cron - clock daemon
The cron daemon executes tasks that must be repeated every now and then
(cron jobs), and tasks that must be run just once (at jobs). It is
normally used to run daily or weekly system maintenance scripts. What it
needs to run and when is specified in a number of "cron tables", or
crontab files for short.
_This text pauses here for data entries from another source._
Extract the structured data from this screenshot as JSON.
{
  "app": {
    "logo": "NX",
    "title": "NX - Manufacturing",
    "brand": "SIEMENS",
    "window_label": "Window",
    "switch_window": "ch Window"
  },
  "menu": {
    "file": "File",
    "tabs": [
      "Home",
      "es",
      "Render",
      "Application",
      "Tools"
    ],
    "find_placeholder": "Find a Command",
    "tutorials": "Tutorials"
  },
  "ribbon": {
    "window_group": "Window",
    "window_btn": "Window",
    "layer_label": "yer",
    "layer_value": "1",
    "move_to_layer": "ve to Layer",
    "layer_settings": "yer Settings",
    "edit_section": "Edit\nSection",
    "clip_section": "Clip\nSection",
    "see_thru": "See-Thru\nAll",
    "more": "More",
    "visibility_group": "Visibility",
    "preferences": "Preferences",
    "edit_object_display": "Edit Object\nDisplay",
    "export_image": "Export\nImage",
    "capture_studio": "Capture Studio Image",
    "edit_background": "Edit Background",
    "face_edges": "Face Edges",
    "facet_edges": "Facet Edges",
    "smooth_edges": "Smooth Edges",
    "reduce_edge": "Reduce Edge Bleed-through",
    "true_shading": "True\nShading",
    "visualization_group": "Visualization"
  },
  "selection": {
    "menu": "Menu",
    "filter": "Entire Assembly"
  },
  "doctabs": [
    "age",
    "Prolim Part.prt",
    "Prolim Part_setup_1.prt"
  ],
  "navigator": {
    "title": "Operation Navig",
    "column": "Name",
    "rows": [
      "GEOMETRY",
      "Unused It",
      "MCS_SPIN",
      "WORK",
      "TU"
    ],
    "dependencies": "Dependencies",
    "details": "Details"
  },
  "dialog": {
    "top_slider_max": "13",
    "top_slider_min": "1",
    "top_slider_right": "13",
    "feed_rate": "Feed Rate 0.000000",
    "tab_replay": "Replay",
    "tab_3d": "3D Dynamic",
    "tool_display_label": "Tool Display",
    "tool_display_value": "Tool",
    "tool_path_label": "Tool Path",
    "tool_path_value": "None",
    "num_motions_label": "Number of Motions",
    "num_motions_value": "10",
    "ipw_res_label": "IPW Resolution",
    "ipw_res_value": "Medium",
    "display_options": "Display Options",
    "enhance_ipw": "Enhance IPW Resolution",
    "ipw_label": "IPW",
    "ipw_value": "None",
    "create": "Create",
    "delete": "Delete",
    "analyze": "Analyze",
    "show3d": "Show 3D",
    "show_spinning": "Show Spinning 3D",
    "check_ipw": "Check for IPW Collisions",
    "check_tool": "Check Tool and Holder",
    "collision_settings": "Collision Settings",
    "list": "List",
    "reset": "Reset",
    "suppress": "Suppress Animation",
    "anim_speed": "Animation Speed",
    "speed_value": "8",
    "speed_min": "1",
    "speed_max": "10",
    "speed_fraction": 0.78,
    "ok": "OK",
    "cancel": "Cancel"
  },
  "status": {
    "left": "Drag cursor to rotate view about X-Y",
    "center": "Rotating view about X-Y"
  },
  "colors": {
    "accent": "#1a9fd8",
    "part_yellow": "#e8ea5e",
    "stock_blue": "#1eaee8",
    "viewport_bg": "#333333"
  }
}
These tables are:
/var/opt/name/lib/crontab (Minix-vmd only)
These files follow the usual pattern: One for the standard things, one
for local tasks per organization, one for tasks per system, and one
crontab per installed package. (Cron reads /usr/lib/packages to find
names of installed packages, it doesn't just grab everything in
/var/opt.) The last set of files fall outside the normal pattern, they
are per user crontabs that one can create with the crontab(1) command.
The file names in /usr/spool/crontabs/ are login names of the file
The format of a crontab file is described in crontab(5).
Cron also takes care of the execution of jobs issued by at(1) that are
found in /usr/spool/at/. Cron simply runs the AT job as if there were an
"sh at-job" as a cron job at the appropriate time under the user-id of
the owner of the script. The script takes care of the rest. See at(1)
for the details.
Standard input, output and error are the same as cron's if the job is
started by the system crontabs or from package crontabs. This means that
output from system jobs usually ends up on the console and in the log
file. Output from personal cron jobs or at jobs are mailed to the owner
of the job. No mail is sent if the job is silent.
Set the debug level, by default 1. Makes cron print info on what it
happens to be doing. Level 1 just tells about sleep times and what
job is executed, level 2 also shows the internal crontab data on a
table load. (With time fields translated to match those of struct
tm, see ctime(3).)
Cron takes the following actions when sent one of the following signals:
SIGHUP Reload the crontab tables if they changed since the last time
they were loaded, and reexamine the AT job spool. Used by
at(1) and crontab(1).
SIGUSR1 Increase the debug level by 1.
SIGUSR2 Turn debugging off.
Cron sets the environment variables USER, LOGNAME, HOME, and SHELL to the
user's login name (2x), home directory, and shell if a job is executed
for a given user. The working directory is set to the user's home
directory. Everything else is inherited from cron, exactly as cron got
it when it started. Note that commands are always passed to /bin/sh, not
to the user's shell.
System cron jobs are in principle executed with cron's environment, use
-u root or the crontab file /usr/spool/crontabs/root if you want to give
root the same treatment as ordinary users.
/usr/lib/crontab Main Minix crontab file.
/usr/local/lib/crontab Local jobs for all systems in an organization.
/var/lib/crontab System specific jobs.
Per package jobs for Minix-vmd.
/usr/lib/packages List of installed packages.
/usr/spool/crontabs/user Per user jobs.
/usr/spool/at/* Jobs issued by at(1).
/usr/run/cron.pid Process id of cron when cron is running. Used
by at(1) and crontab(1) to send cron a hangup
A job is not reissued until a previous instance of it has exited. The
next time to execute is computed from the previous time it ran. If job
issuing lags behind on the system time then the next time to run it is
computed from the current system time.
Cron doesn't like it if the system time is changed. If set forward then
cron will react when it next wakes up by running all jobs within the
skipped time once or twice before it catches up. Setting the clock
backwards makes cron play dead until the system time passes the old time.
(Changing the system time is bad idea anyway, and not just because of
Jobs that fall in the missing hour in a change to Daylight Saving Time
are skipped. Nothing is done in the extra hour on the change out of DST.
Kees J. Bot (email@example.com)